▶ [Task statement]: Using the records below, locate all lines containing "duration" and return them.

____ Records provided

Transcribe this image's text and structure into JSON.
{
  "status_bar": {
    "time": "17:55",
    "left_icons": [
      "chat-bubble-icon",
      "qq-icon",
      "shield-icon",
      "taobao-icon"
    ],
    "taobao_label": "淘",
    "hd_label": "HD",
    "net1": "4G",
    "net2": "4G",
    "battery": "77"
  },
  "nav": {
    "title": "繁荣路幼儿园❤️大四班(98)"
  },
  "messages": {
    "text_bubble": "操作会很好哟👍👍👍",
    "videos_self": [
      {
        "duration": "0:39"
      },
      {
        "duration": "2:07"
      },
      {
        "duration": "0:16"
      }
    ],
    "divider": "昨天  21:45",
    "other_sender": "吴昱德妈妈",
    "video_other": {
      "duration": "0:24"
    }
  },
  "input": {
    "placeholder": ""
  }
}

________

▶ [Result for this exercise]:
        "duration": "0:39"
        "duration": "2:07"
        "duration": "0:16"
      "duration": "0:24"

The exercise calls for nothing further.